§ **EXERCISE DESCRIPTION**:
Below are records; how many of their lines contain "data"? Answer with only the number.

§ **GIVEN ENTRIES**:
>>>
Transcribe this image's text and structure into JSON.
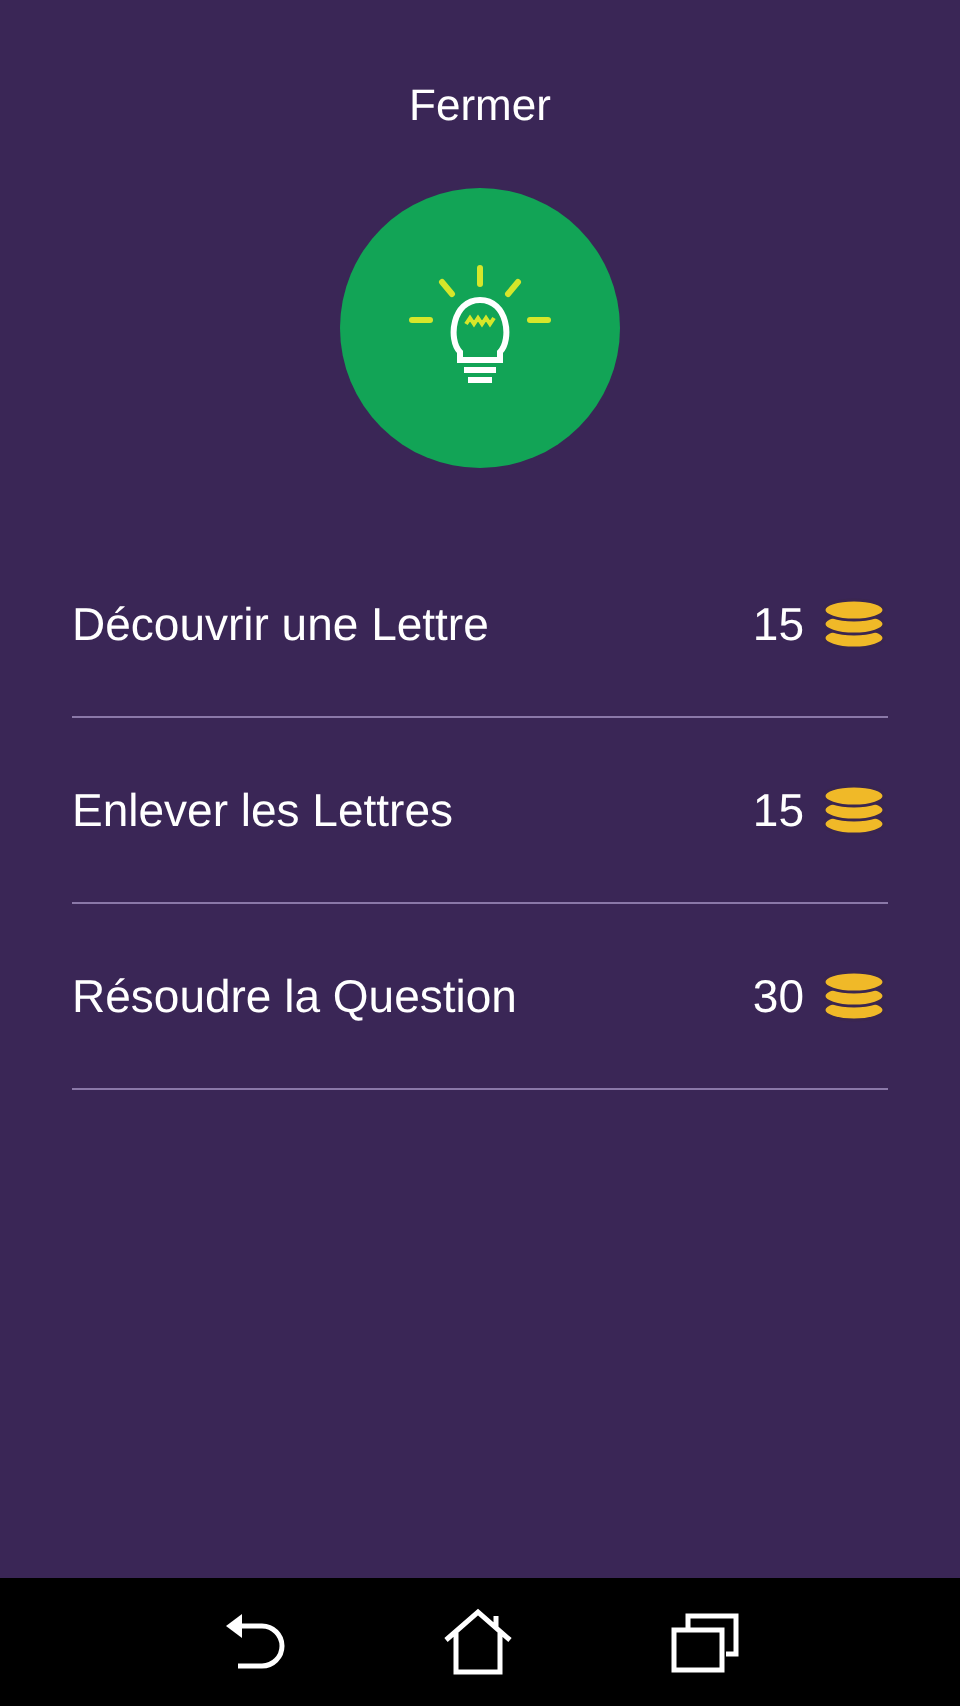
{
  "close_button": "Fermer",
  "hints": [
    {
      "label": "Découvrir une Lettre",
      "cost": "15"
    },
    {
      "label": "Enlever les Lettres",
      "cost": "15"
    },
    {
      "label": "Résoudre la Question",
      "cost": "30"
    }
  ]
}
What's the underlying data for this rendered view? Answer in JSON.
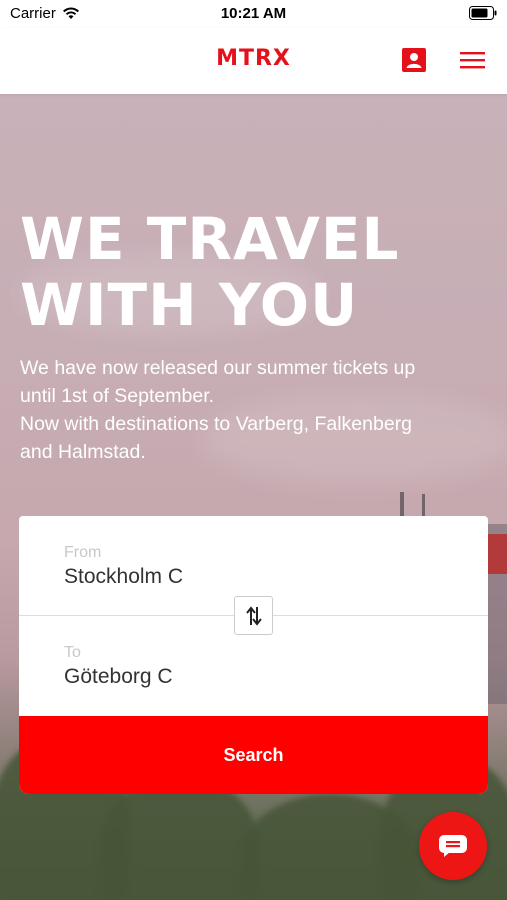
{
  "status_bar": {
    "carrier": "Carrier",
    "time": "10:21 AM"
  },
  "nav": {
    "logo": "MTRX",
    "profile_icon": "profile-icon",
    "menu_icon": "hamburger-menu-icon"
  },
  "hero": {
    "headline_line1": "WE TRAVEL",
    "headline_line2": "WITH YOU",
    "subtext_line1": "We have now released our summer tickets up",
    "subtext_line2": "until 1st of September.",
    "subtext_line3": "Now with destinations to Varberg, Falkenberg",
    "subtext_line4": "and Halmstad."
  },
  "booking": {
    "from_label": "From",
    "from_value": "Stockholm C",
    "to_label": "To",
    "to_value": "Göteborg C",
    "swap_icon": "swap-arrows-icon",
    "search_label": "Search"
  },
  "chat": {
    "icon": "chat-icon"
  },
  "colors": {
    "brand": "#e4111b",
    "search_button": "#ff0000",
    "chat_button": "#ee1515"
  }
}
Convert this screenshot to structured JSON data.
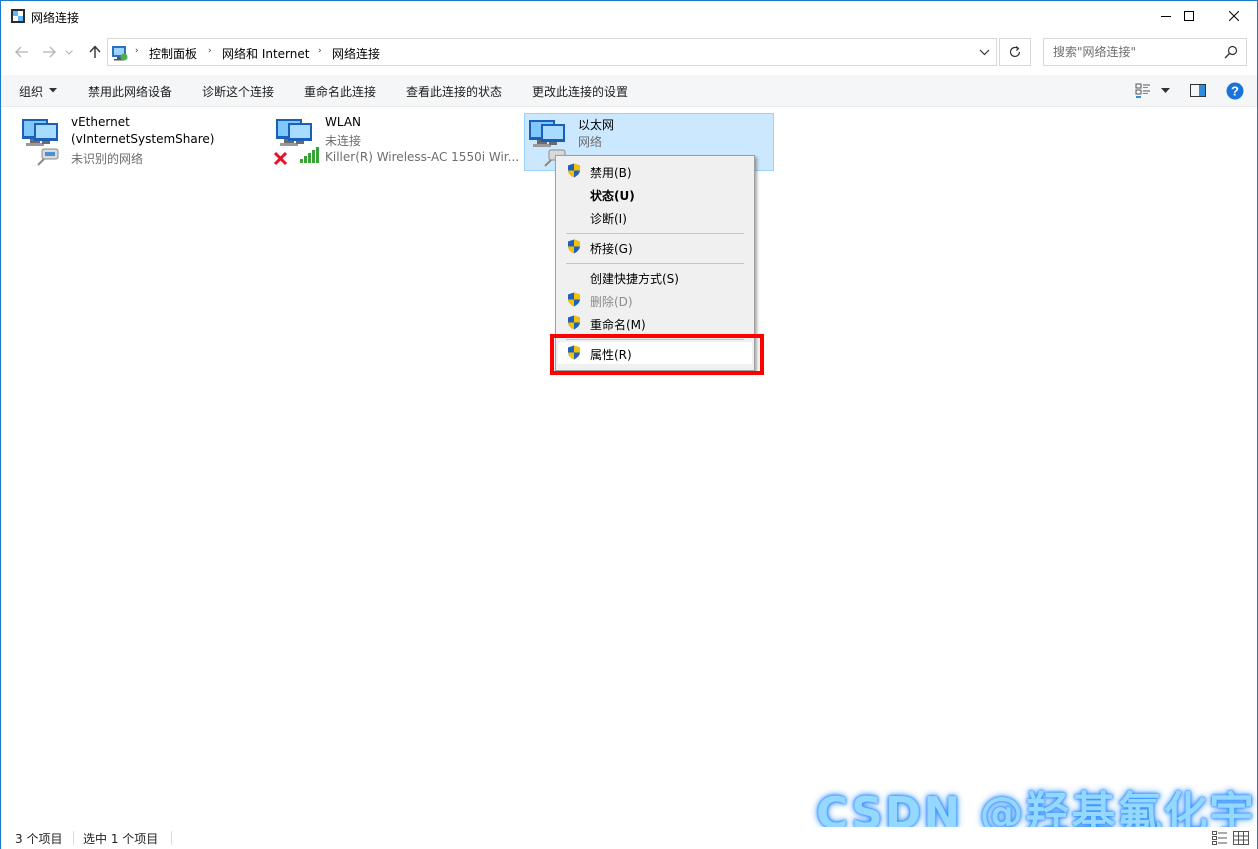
{
  "window": {
    "title": "网络连接"
  },
  "address_bar": {
    "crumbs": [
      "控制面板",
      "网络和 Internet",
      "网络连接"
    ],
    "search_placeholder": "搜索\"网络连接\""
  },
  "command_bar": {
    "items": [
      "组织",
      "禁用此网络设备",
      "诊断这个连接",
      "重命名此连接",
      "查看此连接的状态",
      "更改此连接的设置"
    ]
  },
  "connections": [
    {
      "name": "vEthernet",
      "line2": "(vInternetSystemShare)",
      "line3": "未识别的网络",
      "selected": false,
      "status_icon": "network-share-icon"
    },
    {
      "name": "WLAN",
      "line2": "未连接",
      "line3": "Killer(R) Wireless-AC 1550i Wir...",
      "selected": false,
      "status_icon": "disconnected-x-icon"
    },
    {
      "name": "以太网",
      "line2": "网络",
      "line3": "",
      "selected": true,
      "status_icon": "ethernet-cable-icon"
    }
  ],
  "context_menu": {
    "items": [
      {
        "label": "禁用(B)",
        "shield": true,
        "bold": false,
        "disabled": false
      },
      {
        "label": "状态(U)",
        "shield": false,
        "bold": true,
        "disabled": false
      },
      {
        "label": "诊断(I)",
        "shield": false,
        "bold": false,
        "disabled": false
      },
      {
        "label": "桥接(G)",
        "shield": true,
        "bold": false,
        "disabled": false
      },
      {
        "label": "创建快捷方式(S)",
        "shield": false,
        "bold": false,
        "disabled": false
      },
      {
        "label": "删除(D)",
        "shield": true,
        "bold": false,
        "disabled": true
      },
      {
        "label": "重命名(M)",
        "shield": true,
        "bold": false,
        "disabled": false
      },
      {
        "label": "属性(R)",
        "shield": true,
        "bold": false,
        "disabled": false,
        "highlighted": true
      }
    ]
  },
  "status_bar": {
    "count": "3 个项目",
    "selection": "选中 1 个项目"
  },
  "watermark": "CSDN @羟基氟化宇",
  "colors": {
    "accent_border": "#1979ca",
    "selection_bg": "#cce8ff",
    "selection_border": "#99d1ff",
    "highlight_box": "#ff0000",
    "shield_blue": "#1f5fbf",
    "shield_yellow": "#f2c200",
    "help_blue": "#1a73d9"
  }
}
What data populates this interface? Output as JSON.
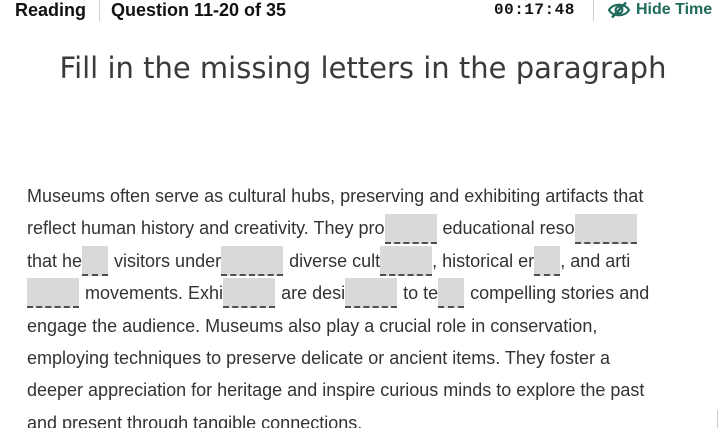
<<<
§ **RESULT FOR THIS TASK**:
3